--- Your instructions ---
Every entry must be echoed exactly.

--- Data to examine ---
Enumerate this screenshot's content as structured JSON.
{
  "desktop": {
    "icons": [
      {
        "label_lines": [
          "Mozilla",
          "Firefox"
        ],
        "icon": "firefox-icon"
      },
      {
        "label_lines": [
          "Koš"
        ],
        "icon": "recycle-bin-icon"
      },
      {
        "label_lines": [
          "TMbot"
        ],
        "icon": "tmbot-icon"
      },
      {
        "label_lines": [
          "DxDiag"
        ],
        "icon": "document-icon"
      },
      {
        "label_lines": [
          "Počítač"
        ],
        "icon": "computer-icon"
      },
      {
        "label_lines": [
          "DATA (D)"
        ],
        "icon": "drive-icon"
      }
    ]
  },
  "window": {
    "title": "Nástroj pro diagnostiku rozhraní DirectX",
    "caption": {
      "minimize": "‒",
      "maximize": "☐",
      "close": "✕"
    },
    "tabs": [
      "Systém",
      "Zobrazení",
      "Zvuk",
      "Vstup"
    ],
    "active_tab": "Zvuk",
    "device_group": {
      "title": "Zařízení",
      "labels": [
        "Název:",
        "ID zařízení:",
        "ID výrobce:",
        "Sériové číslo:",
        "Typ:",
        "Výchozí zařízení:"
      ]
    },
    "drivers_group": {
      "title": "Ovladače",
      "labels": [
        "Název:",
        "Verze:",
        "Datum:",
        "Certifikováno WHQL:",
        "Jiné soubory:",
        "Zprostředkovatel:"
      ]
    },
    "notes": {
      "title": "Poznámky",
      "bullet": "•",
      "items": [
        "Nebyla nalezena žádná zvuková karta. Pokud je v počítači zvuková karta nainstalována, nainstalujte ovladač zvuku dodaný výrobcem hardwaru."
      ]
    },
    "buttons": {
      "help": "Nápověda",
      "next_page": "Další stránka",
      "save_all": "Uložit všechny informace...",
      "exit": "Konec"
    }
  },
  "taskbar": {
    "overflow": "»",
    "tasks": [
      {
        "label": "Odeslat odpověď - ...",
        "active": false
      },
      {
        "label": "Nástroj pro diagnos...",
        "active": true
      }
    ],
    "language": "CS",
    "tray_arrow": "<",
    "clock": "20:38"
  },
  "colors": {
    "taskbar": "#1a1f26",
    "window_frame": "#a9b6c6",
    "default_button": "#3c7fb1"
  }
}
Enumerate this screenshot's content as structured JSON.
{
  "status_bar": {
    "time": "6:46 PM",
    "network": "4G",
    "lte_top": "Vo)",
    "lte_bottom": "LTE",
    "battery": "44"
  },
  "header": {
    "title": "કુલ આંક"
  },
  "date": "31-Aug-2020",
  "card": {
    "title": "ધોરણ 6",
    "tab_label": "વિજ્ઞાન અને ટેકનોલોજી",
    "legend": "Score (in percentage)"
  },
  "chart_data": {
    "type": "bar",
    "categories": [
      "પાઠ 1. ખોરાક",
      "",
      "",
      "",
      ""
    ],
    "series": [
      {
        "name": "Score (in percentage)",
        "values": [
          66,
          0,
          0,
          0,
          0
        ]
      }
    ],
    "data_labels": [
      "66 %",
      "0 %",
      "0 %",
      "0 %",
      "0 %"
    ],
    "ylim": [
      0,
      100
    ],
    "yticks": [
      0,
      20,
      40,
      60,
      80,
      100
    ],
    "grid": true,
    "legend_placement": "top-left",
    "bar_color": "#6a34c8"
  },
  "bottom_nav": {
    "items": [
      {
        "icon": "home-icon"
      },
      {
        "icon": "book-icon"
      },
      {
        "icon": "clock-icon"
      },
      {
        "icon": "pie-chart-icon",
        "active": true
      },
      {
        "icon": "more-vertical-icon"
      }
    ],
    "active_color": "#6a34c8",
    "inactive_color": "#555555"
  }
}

--- Response to the task ---
Enumerate this screenshot's content as structured JSON.
{
  "desktop": {
    "icons": [
      {
        "label_lines": [
          "Mozilla",
          "Firefox"
        ],
        "icon": "firefox-icon"
      },
      {
        "label_lines": [
          "Koš"
        ],
        "icon": "recycle-bin-icon"
      },
      {
        "label_lines": [
          "TMbot"
        ],
        "icon": "tmbot-icon"
      },
      {
        "label_lines": [
          "DxDiag"
        ],
        "icon": "document-icon"
      },
      {
        "label_lines": [
          "Počítač"
        ],
        "icon": "computer-icon"
      },
      {
        "label_lines": [
          "DATA (D)"
        ],
        "icon": "drive-icon"
      }
    ]
  },
  "window": {
    "title": "Nástroj pro diagnostiku rozhraní DirectX",
    "caption": {
      "minimize": "‒",
      "maximize": "☐",
      "close": "✕"
    },
    "tabs": [
      "Systém",
      "Zobrazení",
      "Zvuk",
      "Vstup"
    ],
    "active_tab": "Zvuk",
    "device_group": {
      "title": "Zařízení",
      "labels": [
        "Název:",
        "ID zařízení:",
        "ID výrobce:",
        "Sériové číslo:",
        "Typ:",
        "Výchozí zařízení:"
      ]
    },
    "drivers_group": {
      "title": "Ovladače",
      "labels": [
        "Název:",
        "Verze:",
        "Datum:",
        "Certifikováno WHQL:",
        "Jiné soubory:",
        "Zprostředkovatel:"
      ]
    },
    "notes": {
      "title": "Poznámky",
      "bullet": "•",
      "items": [
        "Nebyla nalezena žádná zvuková karta. Pokud je v počítači zvuková karta nainstalována, nainstalujte ovladač zvuku dodaný výrobcem hardwaru."
      ]
    },
    "buttons": {
      "help": "Nápověda",
      "next_page": "Další stránka",
      "save_all": "Uložit všechny informace...",
      "exit": "Konec"
    }
  },
  "taskbar": {
    "overflow": "»",
    "tasks": [
      {
        "label": "Odeslat odpověď - ...",
        "active": false
      },
      {
        "label": "Nástroj pro diagnos...",
        "active": true
      }
    ],
    "language": "CS",
    "tray_arrow": "<",
    "clock": "20:38"
  },
  "colors": {
    "taskbar": "#1a1f26",
    "window_frame": "#a9b6c6",
    "default_button": "#3c7fb1"
  }
}
Enumerate this screenshot's content as structured JSON.
{
  "status_bar": {
    "time": "6:46 PM",
    "network": "4G",
    "lte_top": "Vo)",
    "lte_bottom": "LTE",
    "battery": "44"
  },
  "header": {
    "title": "કુલ આંક"
  },
  "date": "31-Aug-2020",
  "card": {
    "title": "ધોરણ 6",
    "tab_label": "વિજ્ઞાન અને ટેકનોલોજી",
    "legend": "Score (in percentage)"
  },
  "chart_data": {
    "type": "bar",
    "categories": [
      "પાઠ 1. ખોરાક",
      "",
      "",
      "",
      ""
    ],
    "series": [
      {
        "name": "Score (in percentage)",
        "values": [
          66,
          0,
          0,
          0,
          0
        ]
      }
    ],
    "data_labels": [
      "66 %",
      "0 %",
      "0 %",
      "0 %",
      "0 %"
    ],
    "ylim": [
      0,
      100
    ],
    "yticks": [
      0,
      20,
      40,
      60,
      80,
      100
    ],
    "grid": true,
    "legend_placement": "top-left",
    "bar_color": "#6a34c8"
  },
  "bottom_nav": {
    "items": [
      {
        "icon": "home-icon"
      },
      {
        "icon": "book-icon"
      },
      {
        "icon": "clock-icon"
      },
      {
        "icon": "pie-chart-icon",
        "active": true
      },
      {
        "icon": "more-vertical-icon"
      }
    ],
    "active_color": "#6a34c8",
    "inactive_color": "#555555"
  }
}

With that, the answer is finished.